The Smithsonian is featuring photos of some very cool ladies on its flickr site in honor of Women's History Month. They have inspired me to feature some great women from my own family history this month. First up is my great-great grandmother, Mariette Nichols.
Mariette Nichols lived from 1847 to 1930. What a life. A young woman during the Civil War, middle-aged in the Gay '90s, a grandma during the First World War, and old lady during the Roaring '20s. The character that Maggie Smith plays on Downtown Abbey is just about the same era, if you need some pop culture context.
Mariette, like many other young ladies of her age, was lucky enough to travel to the continent with her older sister and her family, post- Civil War, c. 1870. On her travels she met a (quite) older man, Gysbert van Steenwyk, and the two became engaged. They were married in Berne, Switzerland. Despite the great difference in their ages (Gysbert was in his upper 50s, Mariette in her late 20s), they were definitely a love match, and had three children, Walter, Ella May, and Gysbert, Jr.

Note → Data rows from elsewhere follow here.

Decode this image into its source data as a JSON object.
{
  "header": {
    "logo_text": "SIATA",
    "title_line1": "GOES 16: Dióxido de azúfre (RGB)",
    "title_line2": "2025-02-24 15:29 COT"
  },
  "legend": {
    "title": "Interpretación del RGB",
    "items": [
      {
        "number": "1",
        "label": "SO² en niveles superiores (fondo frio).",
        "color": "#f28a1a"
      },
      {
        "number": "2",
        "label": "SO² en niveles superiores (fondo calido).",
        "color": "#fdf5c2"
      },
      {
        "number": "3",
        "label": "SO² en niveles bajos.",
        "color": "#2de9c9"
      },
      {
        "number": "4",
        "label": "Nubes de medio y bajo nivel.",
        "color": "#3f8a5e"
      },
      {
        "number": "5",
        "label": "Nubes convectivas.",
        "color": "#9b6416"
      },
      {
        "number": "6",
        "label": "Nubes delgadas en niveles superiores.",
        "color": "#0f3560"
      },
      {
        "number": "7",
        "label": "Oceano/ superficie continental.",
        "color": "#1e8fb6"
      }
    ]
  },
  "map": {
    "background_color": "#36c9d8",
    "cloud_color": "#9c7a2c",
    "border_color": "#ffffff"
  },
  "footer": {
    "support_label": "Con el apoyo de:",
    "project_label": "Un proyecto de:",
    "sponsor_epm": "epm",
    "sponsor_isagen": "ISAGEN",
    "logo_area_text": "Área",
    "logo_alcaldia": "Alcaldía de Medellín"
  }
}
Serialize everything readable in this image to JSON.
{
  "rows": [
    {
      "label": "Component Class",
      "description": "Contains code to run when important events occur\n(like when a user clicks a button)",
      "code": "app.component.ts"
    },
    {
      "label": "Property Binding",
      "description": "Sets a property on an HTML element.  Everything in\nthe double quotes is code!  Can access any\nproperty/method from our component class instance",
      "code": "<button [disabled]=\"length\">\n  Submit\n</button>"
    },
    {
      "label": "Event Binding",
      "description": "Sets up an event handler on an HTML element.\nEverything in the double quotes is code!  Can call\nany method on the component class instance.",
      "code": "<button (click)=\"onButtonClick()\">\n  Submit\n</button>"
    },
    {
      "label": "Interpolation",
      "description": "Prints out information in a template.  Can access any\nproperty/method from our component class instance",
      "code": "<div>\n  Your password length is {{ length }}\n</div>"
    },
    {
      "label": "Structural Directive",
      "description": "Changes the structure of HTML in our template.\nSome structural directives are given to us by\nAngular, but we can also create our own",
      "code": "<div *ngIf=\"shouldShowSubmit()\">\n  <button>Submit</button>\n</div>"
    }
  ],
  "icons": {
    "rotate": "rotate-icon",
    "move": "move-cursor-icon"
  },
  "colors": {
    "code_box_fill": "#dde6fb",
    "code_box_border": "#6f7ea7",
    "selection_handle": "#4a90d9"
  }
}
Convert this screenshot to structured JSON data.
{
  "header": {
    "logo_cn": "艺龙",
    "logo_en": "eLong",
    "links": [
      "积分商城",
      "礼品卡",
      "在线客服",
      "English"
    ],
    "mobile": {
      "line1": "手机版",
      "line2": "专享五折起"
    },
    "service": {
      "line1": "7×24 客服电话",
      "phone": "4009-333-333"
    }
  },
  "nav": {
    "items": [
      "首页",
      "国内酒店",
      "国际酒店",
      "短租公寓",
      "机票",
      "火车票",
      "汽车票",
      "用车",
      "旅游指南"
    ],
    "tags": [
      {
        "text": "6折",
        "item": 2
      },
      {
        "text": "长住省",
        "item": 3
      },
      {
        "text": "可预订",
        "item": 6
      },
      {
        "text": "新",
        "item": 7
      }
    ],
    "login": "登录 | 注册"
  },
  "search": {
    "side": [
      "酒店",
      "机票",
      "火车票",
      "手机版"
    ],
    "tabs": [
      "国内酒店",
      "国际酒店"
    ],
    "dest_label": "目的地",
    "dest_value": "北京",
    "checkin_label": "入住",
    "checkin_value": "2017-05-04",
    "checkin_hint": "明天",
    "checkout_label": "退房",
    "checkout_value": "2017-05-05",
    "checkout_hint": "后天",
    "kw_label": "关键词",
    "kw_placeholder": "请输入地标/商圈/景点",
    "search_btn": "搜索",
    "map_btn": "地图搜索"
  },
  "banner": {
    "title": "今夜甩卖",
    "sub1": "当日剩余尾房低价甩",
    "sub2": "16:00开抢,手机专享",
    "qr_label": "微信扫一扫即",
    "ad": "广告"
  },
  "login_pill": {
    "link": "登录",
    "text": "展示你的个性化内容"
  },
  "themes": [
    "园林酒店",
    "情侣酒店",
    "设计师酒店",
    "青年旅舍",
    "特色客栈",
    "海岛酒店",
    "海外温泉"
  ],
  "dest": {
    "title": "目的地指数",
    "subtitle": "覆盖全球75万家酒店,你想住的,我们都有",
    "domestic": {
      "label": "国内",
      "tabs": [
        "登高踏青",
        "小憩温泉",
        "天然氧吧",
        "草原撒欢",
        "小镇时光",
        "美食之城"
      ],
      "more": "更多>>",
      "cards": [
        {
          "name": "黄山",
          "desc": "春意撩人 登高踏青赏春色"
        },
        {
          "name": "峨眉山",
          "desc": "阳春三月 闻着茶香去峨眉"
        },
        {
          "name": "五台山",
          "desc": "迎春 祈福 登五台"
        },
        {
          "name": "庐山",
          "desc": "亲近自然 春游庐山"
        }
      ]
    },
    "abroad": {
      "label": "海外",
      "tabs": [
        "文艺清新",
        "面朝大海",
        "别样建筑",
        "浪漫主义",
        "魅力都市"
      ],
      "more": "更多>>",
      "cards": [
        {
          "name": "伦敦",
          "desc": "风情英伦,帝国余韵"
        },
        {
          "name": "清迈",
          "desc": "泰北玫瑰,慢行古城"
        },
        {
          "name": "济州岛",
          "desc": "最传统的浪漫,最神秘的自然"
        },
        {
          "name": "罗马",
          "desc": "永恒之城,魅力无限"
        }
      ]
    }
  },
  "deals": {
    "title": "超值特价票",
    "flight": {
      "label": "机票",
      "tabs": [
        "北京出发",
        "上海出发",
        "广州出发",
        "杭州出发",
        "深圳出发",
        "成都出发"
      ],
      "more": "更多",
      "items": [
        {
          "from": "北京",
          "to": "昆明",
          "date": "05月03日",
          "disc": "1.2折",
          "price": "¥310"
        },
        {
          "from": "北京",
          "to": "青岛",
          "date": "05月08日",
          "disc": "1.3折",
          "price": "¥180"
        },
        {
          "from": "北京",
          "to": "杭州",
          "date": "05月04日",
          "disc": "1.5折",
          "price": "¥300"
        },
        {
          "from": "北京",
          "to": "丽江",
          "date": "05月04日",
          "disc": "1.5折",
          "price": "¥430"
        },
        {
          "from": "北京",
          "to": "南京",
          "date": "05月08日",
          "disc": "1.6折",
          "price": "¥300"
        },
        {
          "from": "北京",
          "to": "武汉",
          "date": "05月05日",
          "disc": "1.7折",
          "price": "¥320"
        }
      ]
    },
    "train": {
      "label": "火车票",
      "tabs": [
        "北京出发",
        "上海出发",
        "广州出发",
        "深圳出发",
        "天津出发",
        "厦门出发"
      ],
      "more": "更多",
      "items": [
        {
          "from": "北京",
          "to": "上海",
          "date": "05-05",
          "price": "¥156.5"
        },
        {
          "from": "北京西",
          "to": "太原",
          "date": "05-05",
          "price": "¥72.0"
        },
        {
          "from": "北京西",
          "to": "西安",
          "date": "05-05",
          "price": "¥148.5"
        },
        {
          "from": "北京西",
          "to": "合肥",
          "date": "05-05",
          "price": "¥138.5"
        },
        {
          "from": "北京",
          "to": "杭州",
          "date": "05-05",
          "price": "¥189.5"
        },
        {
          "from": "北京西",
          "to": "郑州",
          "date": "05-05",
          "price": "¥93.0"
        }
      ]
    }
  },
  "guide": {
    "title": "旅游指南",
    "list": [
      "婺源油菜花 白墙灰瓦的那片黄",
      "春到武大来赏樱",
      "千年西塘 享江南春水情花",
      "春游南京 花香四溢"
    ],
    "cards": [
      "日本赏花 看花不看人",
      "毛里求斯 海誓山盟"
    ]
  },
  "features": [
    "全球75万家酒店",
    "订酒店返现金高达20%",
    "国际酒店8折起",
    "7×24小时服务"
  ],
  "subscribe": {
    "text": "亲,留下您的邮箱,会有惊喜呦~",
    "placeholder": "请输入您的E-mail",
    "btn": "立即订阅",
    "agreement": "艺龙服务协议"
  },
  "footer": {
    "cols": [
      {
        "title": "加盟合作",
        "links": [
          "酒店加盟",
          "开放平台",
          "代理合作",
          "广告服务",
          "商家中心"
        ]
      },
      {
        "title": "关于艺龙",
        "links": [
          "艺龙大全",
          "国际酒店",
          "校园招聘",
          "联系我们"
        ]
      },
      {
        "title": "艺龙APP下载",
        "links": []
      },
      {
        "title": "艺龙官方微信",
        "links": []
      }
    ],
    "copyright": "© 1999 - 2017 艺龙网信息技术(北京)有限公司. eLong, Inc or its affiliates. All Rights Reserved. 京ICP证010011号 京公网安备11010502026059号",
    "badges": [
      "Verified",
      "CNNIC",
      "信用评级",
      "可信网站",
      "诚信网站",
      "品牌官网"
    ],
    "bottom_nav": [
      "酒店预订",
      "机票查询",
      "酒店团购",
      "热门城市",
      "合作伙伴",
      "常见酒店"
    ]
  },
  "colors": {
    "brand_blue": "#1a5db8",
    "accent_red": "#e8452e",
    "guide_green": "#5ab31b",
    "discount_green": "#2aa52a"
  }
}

Mariette's family was from Danbury, Connecticut. Gysbert had come to the United States in 1848 from the Netherlands to learn to speak English and stayed. He was soon made a commissioner of immigration for the states of New York and Wisconsin. He later became a bank comptroller for Wisconsin, and eventually opened a bank in La Crosse, Wisconsin. They lived in La Crosse after they married, and Mariette stayed there until she died in 1930, 28 years after Gysbert's death in 1902.
Although Gysbert was quite successful and they seemed to have had a good life together, they also knew tragedy. They lost their youngest son, Walter, to pneumonia, at the age of eight. The romanticized family tale is that he died making "angels in the snow," but it is clear that his death left his parents heartbroken. My family never throws anything away, which is a boon for a family genealogist, and I found this poignant news clipping:
Walter's parents definitely doted on him, as there is also an adorable baby picture, another where he is sporting a Little Lord Fauntleroy-type get-up, and a formal portrait probably taken not too long before his death. A posthumous painting was made based on this picture, which we had in our living room while I was growing up. There is also this amazing ambrotype. He looks about three or four, so it was probably taken c. 1883 or 1884.
My grandmother Mariette was named after her grandmother Mariette. It's through Mariette Nichols that my family can trace its line back through the Revolution, Colonies, Salem Witch Trials and beyond. I think the family love and interest in genealogy may have started with Mariette, who was a member of the D.A.R. I'm also lucky enough to have a Civil War-era family photo album which belonged to her. I intended this post to focus solely on Mariette, but it really is impossible to write about a woman without also writing about the people she loved. I'm very grateful to have such a strong and fascinating woman in my family tree.